Based on rich and diverse sources, including the U.S. archives, the article researches the place of the United States of America in life and revolutionary projects of the Precursor of the Spanish American independence Francisco de Miranda (1750-1816). It is argued that the circle of Miranda's friends and supporters in the United States was Federalist in spirit - contrary to a widely held notion that foreign revolutions drew support from the Jeffersonian National Republican milieu. The article analyses the 1797/1799 plan of the Anglo-American union against France and Spain in the name of the Spanish American independence and the annexation of Louisiana and Florida by the United States. This plan was elaborated by Miranda and supported by Alexander Hamilton. The precise date of one of Miranda's constitutional projects is clarified (1797, not 1798). For the first time in world historiography the article reconstructs the New York draft of soldiers for the Miranda's Venezuela expedition of 1806. The history of this expedition is also reconstructed in details.
The article deals with three constitutional projects of Francisco de Miranda, distinguished Venezuelan. It is devoted to analyzes of the characteristics of the project of 1798, based on the experience of British constitutional law and public law of Ancient Rome. Special attention is focused on provisions of the projects of 1801 and 1808: on temporary public power during the war of colonies for independence from Spain and on federal government after the liberation. F.Miranda used for these projects a constitutional experience of many countries. One of the sources of his intellectual reflection was the constitution of Ancient Rome, the most important elements of which were people`s assembleis and magistracy. These institutes were adopted by F.Miranda and creatively impleamented according to specific conditions of Ibero-America.
The article presents newly discovered eight letters from the Venezuelan revolutionary Francisco de Miranda (1750–1816) to the Governor of Trinidad in 1804–1811 Thomas Hislop (1764–1843), dated from September 3, 1807, to January 4, 1811. The author made this discovery in October 2015, in the manuscript division of the National Library of Scotland (Edinburgh).
The article is devoted to the comparison between the declarations of independence of the United States and of Spanish American nations. The full list of Spanish American declarations of independence is compiled for the first time in historiography. The questions raised in this proposed comparison bring a scholar to the major issues of the independence movements in the New World (and in the end, to the discussion of the nature of British and Spanish colonial societies in America) and thus – do not have clear and final answers.

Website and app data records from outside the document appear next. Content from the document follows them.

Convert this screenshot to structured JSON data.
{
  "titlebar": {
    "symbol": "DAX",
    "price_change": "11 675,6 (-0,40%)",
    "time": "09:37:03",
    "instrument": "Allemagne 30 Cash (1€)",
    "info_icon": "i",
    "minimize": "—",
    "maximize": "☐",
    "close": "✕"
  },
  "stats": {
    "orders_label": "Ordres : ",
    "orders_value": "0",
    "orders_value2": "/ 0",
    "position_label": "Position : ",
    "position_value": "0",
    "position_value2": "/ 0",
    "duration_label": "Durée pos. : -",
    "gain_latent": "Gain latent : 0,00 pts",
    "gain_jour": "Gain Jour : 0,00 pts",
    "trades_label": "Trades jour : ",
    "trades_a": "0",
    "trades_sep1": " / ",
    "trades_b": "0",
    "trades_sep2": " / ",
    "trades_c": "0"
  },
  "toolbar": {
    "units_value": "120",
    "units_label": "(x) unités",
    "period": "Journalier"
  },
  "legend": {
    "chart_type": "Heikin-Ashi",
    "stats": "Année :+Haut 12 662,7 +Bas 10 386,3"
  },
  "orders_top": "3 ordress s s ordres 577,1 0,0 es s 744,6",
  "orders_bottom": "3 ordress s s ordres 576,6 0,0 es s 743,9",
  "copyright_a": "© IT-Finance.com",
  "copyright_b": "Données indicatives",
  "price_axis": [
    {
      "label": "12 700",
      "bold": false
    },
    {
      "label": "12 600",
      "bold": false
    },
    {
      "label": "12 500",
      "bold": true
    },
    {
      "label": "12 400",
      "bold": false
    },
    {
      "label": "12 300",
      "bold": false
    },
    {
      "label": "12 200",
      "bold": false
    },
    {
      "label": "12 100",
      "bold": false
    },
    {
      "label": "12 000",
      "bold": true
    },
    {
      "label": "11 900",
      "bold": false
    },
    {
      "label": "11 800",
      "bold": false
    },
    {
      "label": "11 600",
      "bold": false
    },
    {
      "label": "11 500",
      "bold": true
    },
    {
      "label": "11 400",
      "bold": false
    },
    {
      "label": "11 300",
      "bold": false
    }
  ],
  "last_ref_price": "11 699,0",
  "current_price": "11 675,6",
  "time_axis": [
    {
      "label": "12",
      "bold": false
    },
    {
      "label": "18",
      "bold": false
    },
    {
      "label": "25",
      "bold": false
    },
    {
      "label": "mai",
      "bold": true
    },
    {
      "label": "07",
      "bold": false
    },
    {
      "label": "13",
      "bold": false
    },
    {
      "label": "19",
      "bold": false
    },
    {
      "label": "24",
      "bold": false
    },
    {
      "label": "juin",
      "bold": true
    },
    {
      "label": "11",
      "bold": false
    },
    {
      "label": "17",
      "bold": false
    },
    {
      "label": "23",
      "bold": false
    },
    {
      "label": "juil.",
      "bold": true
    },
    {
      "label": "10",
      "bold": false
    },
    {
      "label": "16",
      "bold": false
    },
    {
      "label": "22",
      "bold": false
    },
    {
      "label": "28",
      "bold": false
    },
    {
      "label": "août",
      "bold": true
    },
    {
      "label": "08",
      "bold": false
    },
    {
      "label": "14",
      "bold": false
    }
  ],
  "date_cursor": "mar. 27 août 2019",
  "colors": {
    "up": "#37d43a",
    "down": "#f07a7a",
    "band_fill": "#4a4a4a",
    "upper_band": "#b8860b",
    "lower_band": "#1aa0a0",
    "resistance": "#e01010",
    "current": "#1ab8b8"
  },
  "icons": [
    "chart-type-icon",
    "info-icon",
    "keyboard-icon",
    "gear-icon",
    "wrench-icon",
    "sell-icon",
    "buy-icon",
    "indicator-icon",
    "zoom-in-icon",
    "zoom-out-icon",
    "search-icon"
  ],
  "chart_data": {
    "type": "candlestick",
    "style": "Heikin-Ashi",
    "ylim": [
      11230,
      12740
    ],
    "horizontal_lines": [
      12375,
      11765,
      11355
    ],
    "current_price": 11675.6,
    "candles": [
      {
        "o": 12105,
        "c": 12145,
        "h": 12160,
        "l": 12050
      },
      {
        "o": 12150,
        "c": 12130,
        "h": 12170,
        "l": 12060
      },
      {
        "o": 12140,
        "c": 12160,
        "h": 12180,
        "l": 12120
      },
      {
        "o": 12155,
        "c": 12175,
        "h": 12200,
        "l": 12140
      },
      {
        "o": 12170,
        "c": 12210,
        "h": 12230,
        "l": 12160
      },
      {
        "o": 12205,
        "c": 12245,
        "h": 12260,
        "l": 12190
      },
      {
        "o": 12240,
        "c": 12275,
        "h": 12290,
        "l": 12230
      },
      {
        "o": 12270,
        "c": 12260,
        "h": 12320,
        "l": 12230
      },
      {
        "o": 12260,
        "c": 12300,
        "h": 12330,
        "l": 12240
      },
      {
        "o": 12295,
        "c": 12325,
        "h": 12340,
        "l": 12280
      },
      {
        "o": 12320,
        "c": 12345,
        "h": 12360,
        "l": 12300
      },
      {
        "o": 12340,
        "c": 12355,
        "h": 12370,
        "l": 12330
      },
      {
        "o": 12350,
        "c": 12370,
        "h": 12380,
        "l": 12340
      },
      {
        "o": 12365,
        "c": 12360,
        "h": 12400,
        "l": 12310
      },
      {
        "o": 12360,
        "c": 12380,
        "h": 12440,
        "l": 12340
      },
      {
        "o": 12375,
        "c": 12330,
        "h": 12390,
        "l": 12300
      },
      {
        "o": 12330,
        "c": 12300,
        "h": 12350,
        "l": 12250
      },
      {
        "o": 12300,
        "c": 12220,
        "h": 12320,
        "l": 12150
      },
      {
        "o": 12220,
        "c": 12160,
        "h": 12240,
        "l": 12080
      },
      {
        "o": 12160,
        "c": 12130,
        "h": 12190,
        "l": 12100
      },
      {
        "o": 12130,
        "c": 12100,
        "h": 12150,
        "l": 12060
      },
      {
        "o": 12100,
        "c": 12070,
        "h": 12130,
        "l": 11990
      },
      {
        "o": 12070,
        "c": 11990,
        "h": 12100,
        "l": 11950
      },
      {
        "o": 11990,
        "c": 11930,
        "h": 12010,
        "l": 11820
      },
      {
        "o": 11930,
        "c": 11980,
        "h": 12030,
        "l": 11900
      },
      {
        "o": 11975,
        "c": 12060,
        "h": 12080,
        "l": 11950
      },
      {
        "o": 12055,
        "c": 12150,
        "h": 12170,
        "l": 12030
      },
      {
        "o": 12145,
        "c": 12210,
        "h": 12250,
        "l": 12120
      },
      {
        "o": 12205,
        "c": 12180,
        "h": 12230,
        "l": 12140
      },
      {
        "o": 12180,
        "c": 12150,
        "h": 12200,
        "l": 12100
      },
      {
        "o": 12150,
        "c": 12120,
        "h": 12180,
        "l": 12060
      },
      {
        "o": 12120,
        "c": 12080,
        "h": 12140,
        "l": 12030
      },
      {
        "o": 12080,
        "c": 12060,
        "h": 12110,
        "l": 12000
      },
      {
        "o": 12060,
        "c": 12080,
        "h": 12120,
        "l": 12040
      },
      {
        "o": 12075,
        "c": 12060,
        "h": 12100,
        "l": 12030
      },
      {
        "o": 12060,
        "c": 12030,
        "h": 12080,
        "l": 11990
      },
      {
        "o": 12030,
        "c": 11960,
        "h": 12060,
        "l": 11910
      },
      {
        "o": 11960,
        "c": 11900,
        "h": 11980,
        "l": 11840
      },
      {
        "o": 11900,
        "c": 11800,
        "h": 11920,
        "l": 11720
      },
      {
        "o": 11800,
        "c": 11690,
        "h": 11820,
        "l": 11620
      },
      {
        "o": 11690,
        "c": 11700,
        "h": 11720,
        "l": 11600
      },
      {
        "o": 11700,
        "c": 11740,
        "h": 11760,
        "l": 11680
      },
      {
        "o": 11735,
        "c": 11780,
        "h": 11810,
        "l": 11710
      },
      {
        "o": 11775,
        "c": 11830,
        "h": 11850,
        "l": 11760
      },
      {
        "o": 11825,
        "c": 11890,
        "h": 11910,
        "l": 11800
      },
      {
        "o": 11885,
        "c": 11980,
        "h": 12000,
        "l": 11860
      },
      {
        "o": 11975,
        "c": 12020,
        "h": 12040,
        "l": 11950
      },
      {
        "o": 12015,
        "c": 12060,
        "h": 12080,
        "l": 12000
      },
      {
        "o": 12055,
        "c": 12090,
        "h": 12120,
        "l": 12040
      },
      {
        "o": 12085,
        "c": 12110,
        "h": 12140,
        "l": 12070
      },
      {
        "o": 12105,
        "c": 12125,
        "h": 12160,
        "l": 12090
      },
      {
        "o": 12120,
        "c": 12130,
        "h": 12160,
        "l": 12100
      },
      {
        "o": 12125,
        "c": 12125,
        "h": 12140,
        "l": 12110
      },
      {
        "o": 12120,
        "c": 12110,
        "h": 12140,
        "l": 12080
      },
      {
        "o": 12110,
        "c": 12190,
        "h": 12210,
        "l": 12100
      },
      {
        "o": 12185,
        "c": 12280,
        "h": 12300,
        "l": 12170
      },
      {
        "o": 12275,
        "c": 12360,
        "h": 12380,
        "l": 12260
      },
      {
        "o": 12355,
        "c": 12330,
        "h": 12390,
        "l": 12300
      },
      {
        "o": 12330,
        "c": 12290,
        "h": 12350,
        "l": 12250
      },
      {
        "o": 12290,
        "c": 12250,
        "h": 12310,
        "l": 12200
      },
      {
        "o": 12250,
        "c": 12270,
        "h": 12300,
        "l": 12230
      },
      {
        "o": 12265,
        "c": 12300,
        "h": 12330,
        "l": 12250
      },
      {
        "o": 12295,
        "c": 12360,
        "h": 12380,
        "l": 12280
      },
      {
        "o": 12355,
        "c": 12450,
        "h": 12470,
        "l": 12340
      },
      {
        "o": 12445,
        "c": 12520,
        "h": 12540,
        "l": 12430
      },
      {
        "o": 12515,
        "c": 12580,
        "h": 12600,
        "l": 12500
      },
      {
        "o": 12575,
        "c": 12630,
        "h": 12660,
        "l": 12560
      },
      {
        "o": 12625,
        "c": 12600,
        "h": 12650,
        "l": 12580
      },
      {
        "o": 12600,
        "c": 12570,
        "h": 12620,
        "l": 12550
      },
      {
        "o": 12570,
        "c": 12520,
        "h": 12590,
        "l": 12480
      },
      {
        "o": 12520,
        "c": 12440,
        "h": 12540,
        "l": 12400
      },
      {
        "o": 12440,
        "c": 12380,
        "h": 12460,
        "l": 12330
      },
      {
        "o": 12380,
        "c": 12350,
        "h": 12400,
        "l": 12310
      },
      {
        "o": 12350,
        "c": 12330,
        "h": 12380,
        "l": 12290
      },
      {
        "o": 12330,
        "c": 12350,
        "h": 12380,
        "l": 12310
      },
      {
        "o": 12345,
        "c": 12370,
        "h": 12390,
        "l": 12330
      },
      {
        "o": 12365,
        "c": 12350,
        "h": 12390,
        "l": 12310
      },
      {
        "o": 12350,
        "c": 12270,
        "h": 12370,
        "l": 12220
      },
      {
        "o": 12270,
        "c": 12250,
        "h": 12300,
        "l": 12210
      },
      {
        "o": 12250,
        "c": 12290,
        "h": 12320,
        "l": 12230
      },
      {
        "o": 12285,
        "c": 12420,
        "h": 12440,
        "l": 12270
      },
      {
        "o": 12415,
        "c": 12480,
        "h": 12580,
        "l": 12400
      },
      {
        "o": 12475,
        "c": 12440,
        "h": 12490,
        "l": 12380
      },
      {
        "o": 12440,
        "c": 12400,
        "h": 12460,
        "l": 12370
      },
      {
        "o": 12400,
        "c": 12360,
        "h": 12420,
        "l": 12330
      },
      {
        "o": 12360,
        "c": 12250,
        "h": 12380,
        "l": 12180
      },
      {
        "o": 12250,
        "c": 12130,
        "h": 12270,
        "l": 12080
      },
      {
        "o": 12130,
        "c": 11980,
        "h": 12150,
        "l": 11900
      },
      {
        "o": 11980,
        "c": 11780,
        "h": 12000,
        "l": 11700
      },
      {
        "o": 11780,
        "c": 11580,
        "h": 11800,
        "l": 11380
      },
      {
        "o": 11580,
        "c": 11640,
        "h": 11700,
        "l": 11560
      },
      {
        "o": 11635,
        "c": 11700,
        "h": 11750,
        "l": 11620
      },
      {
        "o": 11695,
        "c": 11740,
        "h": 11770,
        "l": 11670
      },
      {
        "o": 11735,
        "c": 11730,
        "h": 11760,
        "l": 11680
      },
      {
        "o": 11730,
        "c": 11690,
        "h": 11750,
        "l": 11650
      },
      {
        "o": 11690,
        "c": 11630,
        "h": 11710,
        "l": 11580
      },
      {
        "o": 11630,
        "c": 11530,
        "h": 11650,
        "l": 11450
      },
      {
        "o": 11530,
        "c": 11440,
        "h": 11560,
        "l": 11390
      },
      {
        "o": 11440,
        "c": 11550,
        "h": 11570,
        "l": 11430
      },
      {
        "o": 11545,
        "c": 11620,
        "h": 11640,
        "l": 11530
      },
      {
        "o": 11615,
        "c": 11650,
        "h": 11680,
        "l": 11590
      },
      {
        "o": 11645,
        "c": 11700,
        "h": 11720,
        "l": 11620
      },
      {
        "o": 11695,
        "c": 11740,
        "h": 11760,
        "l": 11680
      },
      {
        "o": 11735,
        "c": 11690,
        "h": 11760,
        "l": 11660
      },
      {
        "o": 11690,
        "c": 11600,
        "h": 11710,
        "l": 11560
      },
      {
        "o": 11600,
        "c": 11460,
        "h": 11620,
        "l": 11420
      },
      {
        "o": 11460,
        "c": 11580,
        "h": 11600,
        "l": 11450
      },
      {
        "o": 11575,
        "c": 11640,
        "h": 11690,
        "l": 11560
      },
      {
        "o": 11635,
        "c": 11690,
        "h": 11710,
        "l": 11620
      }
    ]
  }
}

The Leander expedition of Francisco de Miranda (2 September 1805 – 31 December 1807) became the first formal attempt to organize a revolution for the independence of Spanish America. This study reconstructs the relations of Miranda with British civil and naval officials both in London and in the British Caribbean possessions adjacent to the Spanish Main: Trinidad, Barbados and Grenada, as well as with his British volunteers, in 1805–1807. Though the London cabinet, being aware of Miranda’s designs, did not endorse them, the Venezuelan received extensive support from the British in the Caribbean, primarily from the Commander of the Leeward Islands Station Rear Admiral Alexander Inglis Cochrane (1758–1832) and from the Royal governor of Trinidad Thomas Hislop (1764–1843) who hoped that, if Miranda were successful, independent Spanish America would provide crucial commercial benefits to Great Britain. London never punished Cochrane and Hislop for their arbitrary decisions, just as Captain Home Riggs Popham (1762–1820) was simply ‘severely reprimanded’ by a court-martial for his adventurous failed attack on Buenos Aires from Cape Town in the summer of 1806 and continued his career. Thus, we may infer that the calculations of Cochrane and Hislop were correct, and London, not planning to prepare and promote the revolution in Spanish America, would have supported it in the case of its victory.
Francisco de Miranda, Venezuela, Caribbean, British – Hispanic relations, Great Britain, Spanish American independence
The article proves that the so called Acta de Paris (December 22, 1797) adopted by the Junta de Diputados de los pueblos y provincias de América Meridional which presented a plan of Spanish American independence with the support of Great Britain and United States was in fact fully written by one man, Francisco de Miranda (1750–1816) who needed an image of non-existent revolutionary network as an argument in negotiations with the British Prime Minister William Pitt the Younger (1759–1806) because he counted upon his aid.
Encyclopedia of U.S.-Latin American Relations is a comprehensive, three-volume, A-to-Z reference featuring more than 800 entries detailing the political, economic and military interconnections between the United States and the countries of Latin America, including Mexico and the nations in Central America, the Caribbean and South America.
No previous work has covered the web of important players, places and events that have shaped the history of the United States' relations with its neighbours to the south. From the Monroe Doctrine through today's tensions with Latin America's new leftist governments, this history is rich in case studies of diplomatic, economic and military cooperation and contentiousness.